The on-field accomplishments are well-known and read exactly what you’d expect a future Hall of Famer’s résumé to look like.
A winning percentage of nearly .750 in a 25-year coaching career. Five national titles — four at Div. I-AA Youngstown State, one at Ohio State. Six official Big Ten titles. Dozens upon dozens of players who went on to some modicum of success in the NFL.
The off-field issues that enveloped Columbus over the past year, though, have come to define Jim Tressel‘s quarter century as a head coach.
The final NCAA sanctions on the OSU football program announced Tuesday included a five-year show-cause for the former Buckeyes coach, a punishment that would seemingly preclude him from landing another job at the collegiate level for the foreseeable future but may not have the teeth it was originally thought to possess. Regardless of how sharp the teeth on the show-cause may or may not be, it won’t change what an institution or an organization would be hiring: a man who lied to the NCAA — on at least four different occasions according to the final report on the Tat Five — and, perhaps more importantly, lied to and/or hid information pertaining to likely NCAA violations from his employer, leading directly to sanctions that will involve a one-year bowl ban and lost scholarships over the next three years.
Does that make him unhirable at the collegiate level?
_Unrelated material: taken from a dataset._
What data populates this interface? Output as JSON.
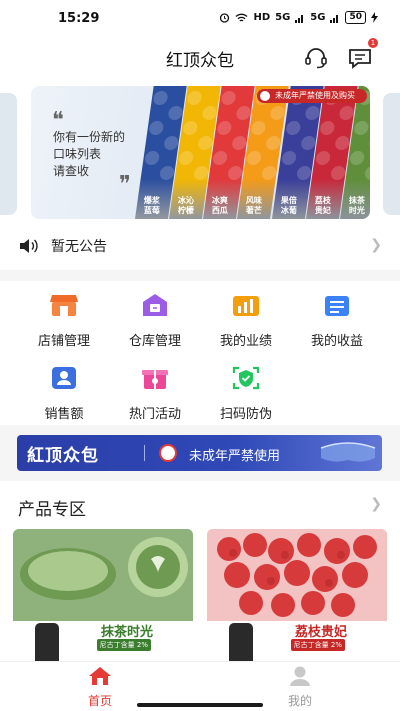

Not necessarily; right behind dollar signs come W’s in the eyes of an athletic program, and Tressel has proven to be one of the best coaches at the highest level of football when it comes to that all-important letter. Offer the promise of a winning football program, and coordinating a cover-up underneath your previous employer’s nose and lying to the governing body of collegiate athletics could be scrubbed enough to become palatable for a school desperate for football relevance.
That said, the 59-year-old Tressel knows, as one person close to the former coach put it Tuesday night, “he’s toxic at the collegiate level right now.” For the time being, Tressel is comfortable in his current job as a consultant with the Indianapolis Colts. Coaching, though, is in his blood. Will always be there, more than likely. And he wants back in it, at almost any level.
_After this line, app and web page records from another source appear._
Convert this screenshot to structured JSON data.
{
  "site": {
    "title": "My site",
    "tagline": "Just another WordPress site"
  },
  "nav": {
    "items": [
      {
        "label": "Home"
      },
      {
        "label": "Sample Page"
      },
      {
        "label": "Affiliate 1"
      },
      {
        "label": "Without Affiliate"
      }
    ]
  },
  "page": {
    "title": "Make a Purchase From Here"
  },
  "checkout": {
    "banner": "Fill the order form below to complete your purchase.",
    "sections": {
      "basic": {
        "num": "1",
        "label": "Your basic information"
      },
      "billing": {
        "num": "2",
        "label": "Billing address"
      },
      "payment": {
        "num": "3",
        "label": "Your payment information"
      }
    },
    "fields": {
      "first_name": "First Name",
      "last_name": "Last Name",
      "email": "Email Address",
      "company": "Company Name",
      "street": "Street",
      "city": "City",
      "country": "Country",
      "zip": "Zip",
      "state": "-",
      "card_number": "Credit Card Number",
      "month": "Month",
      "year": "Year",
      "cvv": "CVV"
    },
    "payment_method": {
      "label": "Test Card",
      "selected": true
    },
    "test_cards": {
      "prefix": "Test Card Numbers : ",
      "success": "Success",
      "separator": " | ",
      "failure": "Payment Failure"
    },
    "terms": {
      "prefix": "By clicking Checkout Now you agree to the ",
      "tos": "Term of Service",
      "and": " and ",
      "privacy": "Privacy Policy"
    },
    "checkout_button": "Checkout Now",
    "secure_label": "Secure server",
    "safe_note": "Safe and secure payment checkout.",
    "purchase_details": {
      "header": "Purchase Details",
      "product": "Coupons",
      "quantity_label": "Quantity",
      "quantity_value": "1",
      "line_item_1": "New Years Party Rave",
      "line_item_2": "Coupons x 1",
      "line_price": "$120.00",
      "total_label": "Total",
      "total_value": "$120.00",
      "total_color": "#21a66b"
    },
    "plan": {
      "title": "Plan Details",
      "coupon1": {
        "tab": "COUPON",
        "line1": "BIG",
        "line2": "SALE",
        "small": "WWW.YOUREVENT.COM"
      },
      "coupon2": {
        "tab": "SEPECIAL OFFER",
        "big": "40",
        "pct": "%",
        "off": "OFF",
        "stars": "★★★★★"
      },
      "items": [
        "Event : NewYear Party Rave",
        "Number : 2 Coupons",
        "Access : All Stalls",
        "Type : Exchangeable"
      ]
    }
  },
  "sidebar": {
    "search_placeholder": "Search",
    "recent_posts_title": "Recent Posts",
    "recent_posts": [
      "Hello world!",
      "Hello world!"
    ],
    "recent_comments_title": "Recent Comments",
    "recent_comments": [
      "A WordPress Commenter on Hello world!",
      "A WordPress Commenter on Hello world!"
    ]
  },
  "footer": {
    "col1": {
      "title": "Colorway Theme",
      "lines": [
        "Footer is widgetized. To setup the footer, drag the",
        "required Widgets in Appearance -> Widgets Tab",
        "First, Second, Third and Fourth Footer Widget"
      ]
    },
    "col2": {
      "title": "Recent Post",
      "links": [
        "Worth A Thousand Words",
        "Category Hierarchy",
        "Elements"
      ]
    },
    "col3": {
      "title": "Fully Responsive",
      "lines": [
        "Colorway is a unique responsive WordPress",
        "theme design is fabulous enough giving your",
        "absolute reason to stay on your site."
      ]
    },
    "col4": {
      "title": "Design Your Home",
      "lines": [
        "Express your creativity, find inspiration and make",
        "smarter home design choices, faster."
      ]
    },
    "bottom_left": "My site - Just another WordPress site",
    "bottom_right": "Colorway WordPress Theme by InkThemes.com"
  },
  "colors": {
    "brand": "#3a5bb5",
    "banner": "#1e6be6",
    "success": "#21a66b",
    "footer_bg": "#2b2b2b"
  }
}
“I hope so,” Tressel said back in late August when asked if he’d like to coach again. “I’m taking it one day at a time.”
The collegiate toxicity Tressel speaks of privately will likely not go away for the foreseeable future, so the former coach has let it be known to those in and around NFL circles that he’s open to a position at the professional level. While a college coach at heart, and as he had turned down head-coaching overtures at the next level multiple times during his time with the Buckeyes, those around Tressel acknowledge that the NFL might be the most viable option in the here and now, if for nothing more than it allows the scandal to get smaller and smaller in the rear-view.
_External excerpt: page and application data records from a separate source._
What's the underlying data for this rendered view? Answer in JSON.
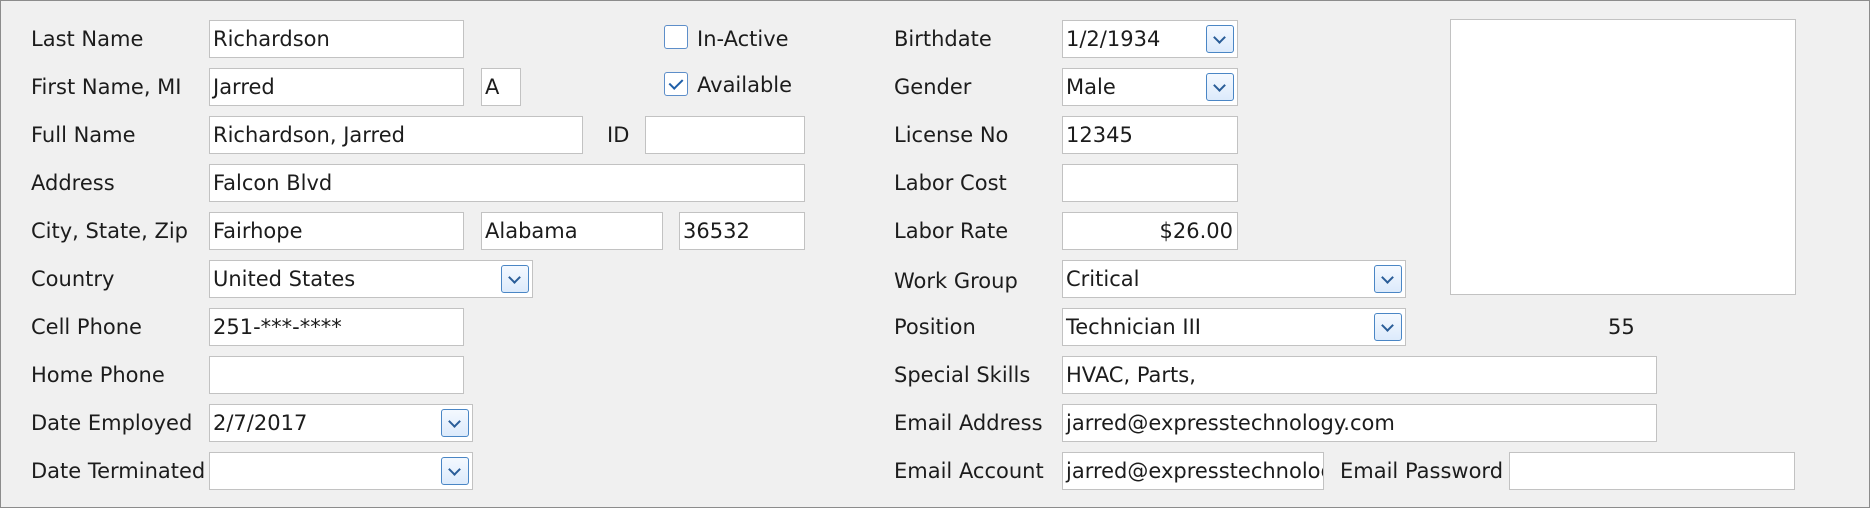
{
  "form": {
    "labels": {
      "last_name": "Last Name",
      "first_name_mi": "First Name, MI",
      "full_name": "Full Name",
      "id": "ID",
      "address": "Address",
      "city_state_zip": "City, State, Zip",
      "country": "Country",
      "cell_phone": "Cell Phone",
      "home_phone": "Home Phone",
      "date_employed": "Date Employed",
      "date_terminated": "Date Terminated",
      "in_active": "In-Active",
      "available": "Available",
      "birthdate": "Birthdate",
      "gender": "Gender",
      "license_no": "License No",
      "labor_cost": "Labor Cost",
      "labor_rate": "Labor Rate",
      "work_group": "Work Group",
      "position": "Position",
      "special_skills": "Special Skills",
      "email_address": "Email Address",
      "email_account": "Email Account",
      "email_password": "Email Password"
    },
    "values": {
      "last_name": "Richardson",
      "first_name": "Jarred",
      "middle_initial": "A",
      "full_name": "Richardson, Jarred",
      "id": "",
      "address": "Falcon Blvd",
      "city": "Fairhope",
      "state": "Alabama",
      "zip": "36532",
      "country": "United States",
      "cell_phone": "251-***-****",
      "home_phone": "",
      "date_employed": "2/7/2017",
      "date_terminated": "",
      "birthdate": "1/2/1934",
      "gender": "Male",
      "license_no": "12345",
      "labor_cost": "",
      "labor_rate": "$26.00",
      "work_group": "Critical",
      "position": "Technician III",
      "special_skills": "HVAC, Parts,",
      "email_address": "jarred@expresstechnology.com",
      "email_account": "jarred@expresstechnology",
      "email_password": "",
      "photo_number": "55"
    },
    "checkboxes": {
      "in_active": false,
      "available": true
    }
  }
}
Regardless of what Tressel does in the future or where he does it, what exactly his legacy will ultimately be remains an open question.
Time and distance does an amazing job softening the rough edges of history. Over 30 years after his career ended in disgrace with one televised bowl punch, Woody Hayes is as beloved a figure in the state of Ohio as there’s ever been or will likely ever be.
The same will likely be said for the senatorial splendor of The Vest… down the road. After some time and distance have been placed between his inexplicable decision to make a conscious effort to launch a cover-up and whatever the final chapters of his life may hold.
Speaking for myself, I just want to know the “why” of the entire sordid mess. Why would Tressel take a situation that might’ve resulted in a handful of players sitting for a couple of games and cover it up? Why would he sabotage all that he had built in Columbus for something that, in and of itself, was relatively minor? Why would a man who had very publicly taken up permanent residence on the moral high ground climb down into the gutter over a few thousand dollars worth of impermissible benefits?
And maybe that’s just it. Maybe Tressel’s legacy is that we all knew a whole helluva lot more about him on the field than we did off of it.
As Tressel has made crystal clear, even great men make inexplicable decisions and inexcusable mistakes. Placing coaches atop a pedestal? There’s a lesson for all of us in that part of his legacy.